Development of the gcc compiler faces recurring tension between people who want gcc to generate better code and people who want gcc to support their style of programming. The languages which gcc supports all have standards which are intended to provide an interface between the programmer and the compiler. The programmer can assume that the compiler implements the standard, and the compiler can assume that the programmer will not rely on behaviour which the standard declares to be undefined.
Unfortunately, especially for C, programmers make assumptions that have historically been true for C compilers but are not guaranteed by the standard. This leads to trouble. Some examples of trouble in gcc development are:
- Type-based aliasing. The standard says, basically, a memory location written to by a pointer of one type may not be read by a pointer of a different types (ignoring qualifiers like
const). gcc takes advantages of this to rearrange memory loads and stores, which is desirable to increase scheduling flexibility. Unfortunately, this breaks a fair amount of code. While gcc enables type-based aliasing by default when optimizing, it provides an option to disable it:
-fno-strict-aliasing. In order to better detect code that may break, I suggested a way to warn about such code; the warning was implemented by Silvius Rus at Google, and will be in gcc 4.3.
- Undefined signed overflow. The standard says that overflow in a signed computation is undefined behaviour. gcc takes advantages of this in various ways, notably to estimate how many times a loop will be executed. Unfortunately, this breaks code which assumes that signed overflow wraps using modulo arithmetic. I implemented a
-fno-strict-overflowoption to disable the assumption, and I also implemented a
-Wstrict-overflowoption to warn about cases where gcc is making the assumption. These options are both in gcc 4.2.1.
- Inline assembler. It’s difficult to write gcc inline assembler correctly, because it’s difficult to express the constraints and dependencies. If you fail to indicate exactly what your inline assembler requires and precisely what it does, gcc can and will rearrange the code such that it does not work. The documentation of inline assembler is not great.
- Changes to the inliner. This mainly affects kernel developers. The kernel more or less requires that certain functions be inlined (this may have been more true in the past than it is today). gcc does not provide any guarantees about the behaviour of the inliner. There have been cases where it has changed such that functions which should be inlined no longer are. gcc does provide
noinlineattributes which can be used to control this.
- Compilation speed. The compiler has gotten somewhat slower over the years. It’s hard to speed it up. Periodically users run across some horrible test case.

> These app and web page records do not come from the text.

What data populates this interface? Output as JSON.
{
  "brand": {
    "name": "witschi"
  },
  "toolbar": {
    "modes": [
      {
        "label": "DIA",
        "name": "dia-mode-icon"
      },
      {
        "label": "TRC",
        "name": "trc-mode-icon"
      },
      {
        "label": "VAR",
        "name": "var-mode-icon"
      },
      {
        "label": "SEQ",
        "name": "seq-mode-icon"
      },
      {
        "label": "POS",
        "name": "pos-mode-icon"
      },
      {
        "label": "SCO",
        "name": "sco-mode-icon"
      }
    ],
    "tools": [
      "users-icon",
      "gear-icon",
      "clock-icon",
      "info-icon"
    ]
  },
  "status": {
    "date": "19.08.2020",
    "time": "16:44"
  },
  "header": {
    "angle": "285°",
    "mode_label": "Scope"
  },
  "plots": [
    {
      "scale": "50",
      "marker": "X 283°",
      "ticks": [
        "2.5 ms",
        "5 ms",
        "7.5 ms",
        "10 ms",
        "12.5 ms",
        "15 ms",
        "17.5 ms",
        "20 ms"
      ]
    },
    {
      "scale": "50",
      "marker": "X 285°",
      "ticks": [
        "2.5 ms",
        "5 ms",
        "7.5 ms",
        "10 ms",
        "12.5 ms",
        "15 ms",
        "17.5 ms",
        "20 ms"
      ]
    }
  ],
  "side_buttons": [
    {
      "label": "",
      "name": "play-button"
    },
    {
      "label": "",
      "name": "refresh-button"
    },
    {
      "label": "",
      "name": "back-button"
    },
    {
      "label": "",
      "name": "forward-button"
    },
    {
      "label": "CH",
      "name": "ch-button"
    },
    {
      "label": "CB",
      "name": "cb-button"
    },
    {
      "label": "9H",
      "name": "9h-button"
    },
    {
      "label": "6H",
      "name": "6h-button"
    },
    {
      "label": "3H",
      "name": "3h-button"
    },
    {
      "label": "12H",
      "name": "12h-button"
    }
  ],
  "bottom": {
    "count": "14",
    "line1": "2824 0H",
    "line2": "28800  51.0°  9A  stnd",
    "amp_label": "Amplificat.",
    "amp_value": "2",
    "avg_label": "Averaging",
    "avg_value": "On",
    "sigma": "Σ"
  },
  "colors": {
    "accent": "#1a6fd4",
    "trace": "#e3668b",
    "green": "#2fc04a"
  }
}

The flip side of these usability issues is, of course, that gcc tries to take advantage of the flexibility it is permitted to generate better code. What tends to happen is that some gcc developer will find a way to speed up a specific test case. He or she will implement the optimization in gcc. This will quietly break some formerly working code which unknowingly relied on undefined behaviour. The programmer won’t consider the formerly working code to be undefined, or will feel that gcc should define it anyhow. This leads quickly to an argument in which the gcc developers say that the standard is clear and ask for a clear proposal for how the standard should work instead, while the user says that the code is clear and the compiler is crazy. These arguments have a characteristic pattern in which both sides talk past each other because they are talking about entirely different things: one talks about standards, the other about existing code. The usual outcome is a new compiler option.
It would be easier if gcc weren’t required to be all things to all people. Some people want gcc to generate better code, and compare it to other compilers. Some people want gcc to continue compiling their current code in the same way. These desires are contradictory. gcc developers tend to pay more attention to people who want better code, because that work is more interesting.
I do feel that most of the issues get resolved. The larger problem is not the issues themselves, it is the bad blood left behind by the arguments. Since the arguments tend to talk past each other, it is not easy to find common ground. If there were another free compiler which was more responsive to user suggestions, it would have a good chance of supplanting gcc. It will be interesting to see whether the gcc development community is able to respond to compilers like LLVM and Open64.
Part of the problem is that there is no person who can speak for gcc. I’m not going to name names, but several of the people who participate in these arguments are abrasive and not inclined to look for common ground. This does a lot of harm to gcc over time in the larger free software community. gcc’s organizational structure, with a steering committee which does not participate directly in development, means that nobody is actually in charge. Many people are paid to work on gcc (including me), but this naturally means that most of them are required to focus on areas of interest to their employers, rather than on the gcc project as a whole.
Despite all this, I’m generally optimistic about the future of gcc. There is a lot of good work being done by a lot of people. The gcc community cooperates well within itself, and rarely gets stuck on non-technical issues. It’s easy to focus on the negative. It’s harder to notice that gcc continues to develop quickly and continues to respond to users.